Bird Sightings

In other bird news, many observers (MObs) flocked to Neah Bay over the last couple months to search for the birding holy grail, aka “rare birds.” MObs reported numerous Swamp Sparrows, Blue-gray Gnatcatchers, Tropical Kingbirds, Pine Grosbeaks, and late Barn Swallows, along with Palm, Yellow and Wilson’s Warblers. The Eurasian Tree Sparrow first spotted by Chris Warlow on 10/27 remained until at least 11/21; could it still be hanging with House Sparrows near the harbor? A Kumlien’s-type Iceland Gull was at Hobuck Beach on 11/17, seen by Alex Sowers and Will Brooks. One immature Glaucous Gull appeared for the Neah Bay CBC on 12/15 — could it have been the same one seen on 11/30 by Jeffrey Bryant at Ediz Hook, or the same one seen by Judi White at the Elwha River mouth on 12/5? Isaiah Nugent spotted a Common Redpoll at Butler’s Motel on 11/10 and a late Swainson’s Hawk over the Waatch River on 11/11. Most interesting might be at least one Orchard Oriole and two Bullock’s Oriole wintering over at feeders near the Neah Bay waterfront.

Yellow-billed Loon
Photo by John Gatchet

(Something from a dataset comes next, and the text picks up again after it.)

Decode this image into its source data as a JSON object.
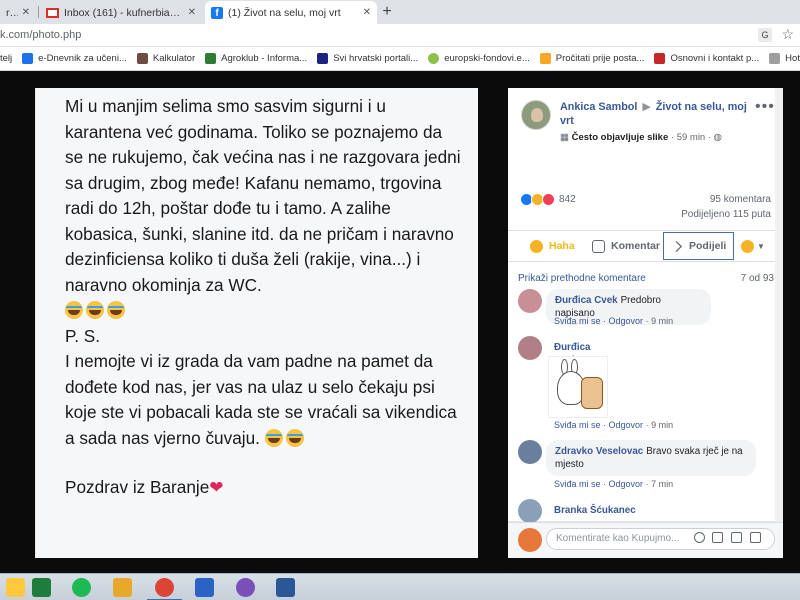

Among waterfowl, a juvenile Emperor Goose appeared on Dungeness Spit on 11/1, first seen by Barb Boekelheide. It hung around Dungeness Bay until at least 12/9, but didn’t stay for CBC count week. Gary Bullock watched 12 Snow Geese fly over 3 Crabs on 11/10. Jan Stewart found a Northern Shoveler and Eurasian Wigeon at Carrie Blake Park on 12/1, among the other ducks. Other than the CBC Redheads mentioned above, Ryan Merrill spotted one male Redhead flying with 14 Canvasbacks in Dungeness on 11/11. Bob and Leslie Bagwell reported 4 Blue-winged Teals at Ediz Hook on 12/24, a very strange time and place for these teal.

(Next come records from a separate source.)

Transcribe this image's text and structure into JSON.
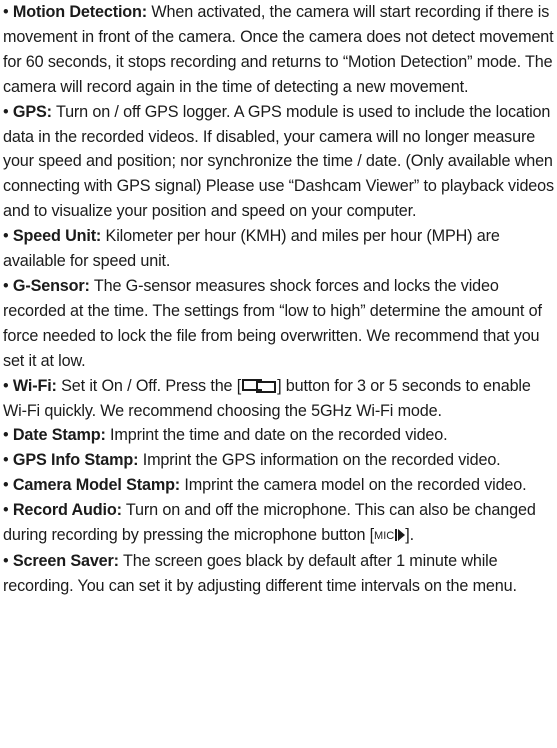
{
  "bullet": "•",
  "items": [
    {
      "term": "Motion Detection:",
      "text": "When activated, the camera will start recording if there is movement in front of the camera. Once the camera does not detect movement for 60 seconds, it stops recording and returns to “Motion Detection” mode. The camera will record again in the time of detecting a new movement."
    },
    {
      "term": "GPS:",
      "text": "Turn on / off GPS logger. A GPS module is used to include the location data in the recorded videos. If disabled, your camera will no longer measure your speed and position; nor synchronize the time / date. (Only available when connecting with GPS signal) Please use “Dashcam Viewer” to playback videos and to visualize your position and speed on your computer."
    },
    {
      "term": "Speed Unit:",
      "text": "Kilometer per hour (KMH) and miles per hour (MPH) are available for speed unit."
    },
    {
      "term": "G-Sensor:",
      "text": "The G-sensor measures shock forces and locks the video recorded at the time. The settings from “low to high” determine the amount of force needed to lock the file from being overwritten. We recommend that you set it at low."
    },
    {
      "term": "Wi-Fi:",
      "text_before": "Set it On / Off. Press the [",
      "icon": "dual-screen-button-icon",
      "text_after": "] button for 3 or 5 seconds to enable Wi-Fi quickly. We recommend choosing the 5GHz Wi-Fi mode."
    },
    {
      "term": "Date Stamp:",
      "text": "Imprint the time and date on the recorded video."
    },
    {
      "term": "GPS Info Stamp:",
      "text": "Imprint the GPS information on the recorded video."
    },
    {
      "term": "Camera Model Stamp:",
      "text": "Imprint the camera model on the recorded video."
    },
    {
      "term": "Record Audio:",
      "text_before": "Turn on and off the microphone. This can also be changed during recording by pressing the microphone button [",
      "mic_label": "MIC",
      "icon": "play-pause-icon",
      "text_after": "]."
    },
    {
      "term": "Screen Saver:",
      "text": "The screen goes black by default after 1 minute while recording. You can set it by adjusting different time intervals on the menu."
    }
  ]
}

Unfortunately, nearly all wayward shorebirds seen this fall in Dungeness Bay departed before the Christmas Bird Count. The Bar-tailed Godwit first seen by Rick Klawitter on 10/9 was last seen on 11/12. The Sharp-tailed Sandpiper first seen by Bob Boekelheide on 10/26 was last seen on 11/10. The Pacific Golden Plover here through summer and fall was last seen on 10/26 (but could it still be hiding out among the Black-bellied Plovers?). The last Short-billed Dowitcher was seen on 11/5 and the last Long-billed Dowitcher on 11/23.

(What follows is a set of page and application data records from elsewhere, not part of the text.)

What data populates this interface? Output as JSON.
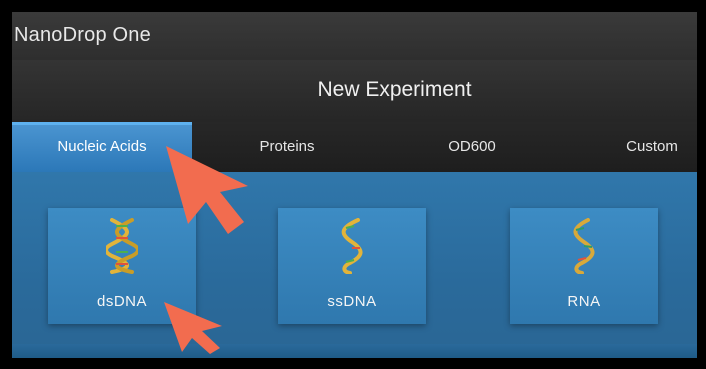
{
  "app": {
    "title": "NanoDrop One"
  },
  "header": {
    "title": "New Experiment"
  },
  "tabs": [
    {
      "label": "Nucleic Acids",
      "active": true
    },
    {
      "label": "Proteins",
      "active": false
    },
    {
      "label": "OD600",
      "active": false
    },
    {
      "label": "Custom",
      "active": false
    }
  ],
  "tiles": [
    {
      "label": "dsDNA",
      "icon": "double-helix-icon"
    },
    {
      "label": "ssDNA",
      "icon": "single-strand-helix-icon"
    },
    {
      "label": "RNA",
      "icon": "rna-helix-icon"
    }
  ],
  "colors": {
    "accent": "#2c78b8",
    "background": "#2b6e9c",
    "header": "#2e2e2e",
    "annotation_arrow": "#f26c4f"
  }
}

Fall birding trips into the Olympic Mountains can be very productive. Scott Gremel found a Mountain Bluebird at Hurricane Hill on 10/31, then Mandy Holmgren spotted 3 Clarks’s Nutcrackers and 20 Gray-crowned Rosy Finches at Marmot Pass on 11/1. Max Epstein photographed 2 Bohemian Waxwings at Hurricane Ridge on 11/4. Other than Neah Bay, Pine Grosbeaks popped up at Hurricane Ridge Rd on 11/2, seen by Christian Hagenlocher and Haley Thoresen, and at Blue Mountain on 12/11, seen by Bruce Paige.

We wish you all a birdy New Year, and thank you for your bird sightings. When you find something interesting, please contact Bob Boekelheide at bboek@olympus.net, or 360-808-0196